surgical and dental instruments and other purposes where hard edges are required. Maximum resistance to corrosion is obtained when this steel is ground and polished after heat-treating.
A steel containing 18% chromium and 8% nickel is widely used and is commonly referred to as 18/8 steel. Stainless steel is highly resistance to corrosion and oxidation. It can be classified into three major categories according to the type of micro structures.
General Properties of Stainless Steels It possesses wide range of strength and hardness, high ductility, formability, high corrosion resistance, good creep resistance, good thermal conductivity, good machinability, good weldability, high hot, cold workability, high resistance to scaling and oxidation at elevated temperatures, excellent surface appearance and finish.
Classification of Stainless Steel: On basis of their structure, stainless steels are classified as follow:
- Martensitic stainless steels
- Ferritic stainless steels
- Austenitic stainless steels.
These types of stainless steel are discussed as under.
Martensitic Stainless SteelsThese steels contain 12 to 16% chromium and 0.1 to 1.2 per cent carbon. The structure consists of hard martensite phase after hardening. The general utility chromium stainless steel with 12% chromium and 0.15% carbon are ferromagnetic and air hardening. It is very hard and possesses high strain and high corrosion resistance properties.
Applications : Stainless steels containing 12 to 14% chromium and 0.3% carbon are extensively used for table cutlery, tools and equipments etc. Stainless steels containing 16-18% chromium and 0.2% carbon are used as springs, ball bearing, valves, knife blades and instruments under high temperature and corrosive conditions. These steels are generally used for making utensils, surgical and dental instruments, and springs of high temperature operations, ball valves and toilet seats.
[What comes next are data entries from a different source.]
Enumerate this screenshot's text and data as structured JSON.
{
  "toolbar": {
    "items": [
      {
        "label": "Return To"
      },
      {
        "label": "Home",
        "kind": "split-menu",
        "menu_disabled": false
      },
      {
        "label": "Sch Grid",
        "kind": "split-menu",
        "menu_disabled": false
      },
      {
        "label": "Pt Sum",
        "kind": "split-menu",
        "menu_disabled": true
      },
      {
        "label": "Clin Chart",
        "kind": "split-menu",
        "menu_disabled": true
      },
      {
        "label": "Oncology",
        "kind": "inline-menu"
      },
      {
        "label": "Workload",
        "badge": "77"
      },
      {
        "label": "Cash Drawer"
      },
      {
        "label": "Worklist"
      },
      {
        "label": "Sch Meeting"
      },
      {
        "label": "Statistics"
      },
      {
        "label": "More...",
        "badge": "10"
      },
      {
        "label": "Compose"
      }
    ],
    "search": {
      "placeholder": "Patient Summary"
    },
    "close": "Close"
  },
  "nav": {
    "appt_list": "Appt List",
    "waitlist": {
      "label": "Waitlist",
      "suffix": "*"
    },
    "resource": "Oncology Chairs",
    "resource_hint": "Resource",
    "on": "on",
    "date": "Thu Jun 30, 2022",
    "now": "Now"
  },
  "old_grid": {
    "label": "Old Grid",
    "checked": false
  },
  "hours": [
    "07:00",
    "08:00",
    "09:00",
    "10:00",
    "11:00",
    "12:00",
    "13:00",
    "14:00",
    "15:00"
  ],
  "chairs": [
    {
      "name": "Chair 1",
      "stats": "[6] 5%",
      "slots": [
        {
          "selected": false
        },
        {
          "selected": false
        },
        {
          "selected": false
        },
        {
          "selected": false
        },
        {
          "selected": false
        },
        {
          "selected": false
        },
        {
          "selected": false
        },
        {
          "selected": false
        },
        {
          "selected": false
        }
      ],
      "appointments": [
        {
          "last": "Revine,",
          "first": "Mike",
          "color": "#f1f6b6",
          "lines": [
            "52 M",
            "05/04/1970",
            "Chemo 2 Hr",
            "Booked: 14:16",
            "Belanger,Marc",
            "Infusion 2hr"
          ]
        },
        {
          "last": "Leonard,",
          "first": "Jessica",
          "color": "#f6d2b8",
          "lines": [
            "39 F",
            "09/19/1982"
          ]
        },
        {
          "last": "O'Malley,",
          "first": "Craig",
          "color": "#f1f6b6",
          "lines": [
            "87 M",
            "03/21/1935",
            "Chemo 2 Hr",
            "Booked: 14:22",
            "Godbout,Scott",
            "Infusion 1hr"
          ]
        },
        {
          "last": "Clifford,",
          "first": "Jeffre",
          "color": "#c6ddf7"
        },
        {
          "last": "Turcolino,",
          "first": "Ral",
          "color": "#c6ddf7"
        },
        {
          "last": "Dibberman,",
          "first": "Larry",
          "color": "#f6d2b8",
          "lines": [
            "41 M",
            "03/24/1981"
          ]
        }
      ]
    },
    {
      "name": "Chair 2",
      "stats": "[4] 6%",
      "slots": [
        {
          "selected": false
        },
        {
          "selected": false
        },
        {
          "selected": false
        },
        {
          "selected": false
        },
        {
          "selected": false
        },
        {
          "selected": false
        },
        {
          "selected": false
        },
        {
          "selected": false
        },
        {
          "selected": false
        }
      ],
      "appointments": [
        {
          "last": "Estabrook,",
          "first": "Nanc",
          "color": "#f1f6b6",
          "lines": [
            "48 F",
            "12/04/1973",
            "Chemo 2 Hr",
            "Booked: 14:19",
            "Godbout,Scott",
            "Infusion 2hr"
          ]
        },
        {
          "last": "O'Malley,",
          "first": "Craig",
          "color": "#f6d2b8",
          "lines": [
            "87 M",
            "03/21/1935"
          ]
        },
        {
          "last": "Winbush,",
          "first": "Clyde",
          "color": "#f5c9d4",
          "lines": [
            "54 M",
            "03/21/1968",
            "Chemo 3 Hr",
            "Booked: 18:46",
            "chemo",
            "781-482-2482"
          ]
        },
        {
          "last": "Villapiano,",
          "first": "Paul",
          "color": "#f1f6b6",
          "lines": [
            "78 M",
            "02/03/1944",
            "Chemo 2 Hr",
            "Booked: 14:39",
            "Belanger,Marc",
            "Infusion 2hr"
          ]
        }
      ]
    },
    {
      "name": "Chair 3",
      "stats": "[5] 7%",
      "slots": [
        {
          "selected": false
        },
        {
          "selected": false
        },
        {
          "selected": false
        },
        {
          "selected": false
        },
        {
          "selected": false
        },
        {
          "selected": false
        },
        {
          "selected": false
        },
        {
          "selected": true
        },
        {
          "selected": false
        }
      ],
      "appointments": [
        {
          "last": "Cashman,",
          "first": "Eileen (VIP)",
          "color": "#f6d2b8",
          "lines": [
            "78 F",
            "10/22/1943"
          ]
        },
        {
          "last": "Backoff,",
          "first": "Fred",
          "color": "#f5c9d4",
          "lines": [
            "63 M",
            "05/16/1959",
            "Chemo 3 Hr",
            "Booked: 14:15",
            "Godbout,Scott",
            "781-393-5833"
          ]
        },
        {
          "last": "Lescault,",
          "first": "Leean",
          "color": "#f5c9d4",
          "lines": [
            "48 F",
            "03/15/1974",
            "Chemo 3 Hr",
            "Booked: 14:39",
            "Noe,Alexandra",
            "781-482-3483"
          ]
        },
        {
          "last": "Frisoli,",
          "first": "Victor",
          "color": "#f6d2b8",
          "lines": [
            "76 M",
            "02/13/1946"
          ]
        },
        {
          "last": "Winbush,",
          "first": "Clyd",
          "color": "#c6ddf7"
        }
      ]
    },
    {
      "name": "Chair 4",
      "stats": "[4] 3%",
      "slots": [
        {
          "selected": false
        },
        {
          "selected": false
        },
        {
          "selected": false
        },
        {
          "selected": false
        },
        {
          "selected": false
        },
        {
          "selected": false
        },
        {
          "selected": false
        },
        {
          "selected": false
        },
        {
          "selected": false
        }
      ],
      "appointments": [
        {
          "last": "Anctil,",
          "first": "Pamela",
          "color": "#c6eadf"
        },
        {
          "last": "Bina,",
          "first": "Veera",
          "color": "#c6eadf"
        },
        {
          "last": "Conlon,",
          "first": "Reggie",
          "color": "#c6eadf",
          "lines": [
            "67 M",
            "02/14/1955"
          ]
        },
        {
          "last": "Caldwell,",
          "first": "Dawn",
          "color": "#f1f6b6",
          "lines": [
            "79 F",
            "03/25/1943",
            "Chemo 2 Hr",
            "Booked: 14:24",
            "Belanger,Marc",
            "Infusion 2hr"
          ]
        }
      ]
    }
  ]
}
Ferritic Stainless Steels: Ferritic stainless steels are non hardenable and contain 16 to 30% chromium and 0.08 to 0.2 per cent carbon. Structure of these steel consists of ferrite phase which cannot be hardened by heat treatment. They have very low carbon and possess considerable ductility, ability to be worked hot or cold, excellent corrosion resistance and are relatively in expensive. They are always magnetic and retain their basic microstructure up to the melting point.
Applications:These are extensively used for kitchen equipment, diary machinery interior decorative work, automobile trimmings, chemical engineering industry, stainless steel sinks, food containers, refrigerator parts, beer barrels, automobile trimming etc. These are also used as
high temperature furnace parts when chromium content is high. Austenitic Stainless Steel: Addition of substantial quantities of Ni to high Cr alloys gives rise to, austenitic steel. It has good resistance to many acids (even hot or cold nitric acid). Slight amount of W and Mo are added in such steels to increase its strength at elevated temperatures. This steel contains 16 to 24% Cr, 8 to 22% Ni and less than 0.2% C. Addition of nickel stabilizes austenite, and hence the structure of these steels consists of austenite at room temperature. A steel containing 18% Cr and 8% Ni is very widely used and is commonly referred to as 18/
8 stainless steel. These steels do not harden by heat treatment but can be rolled hard. These steels possess a brilliant luster when polished. These are highly resistant to many acids even nitric acids.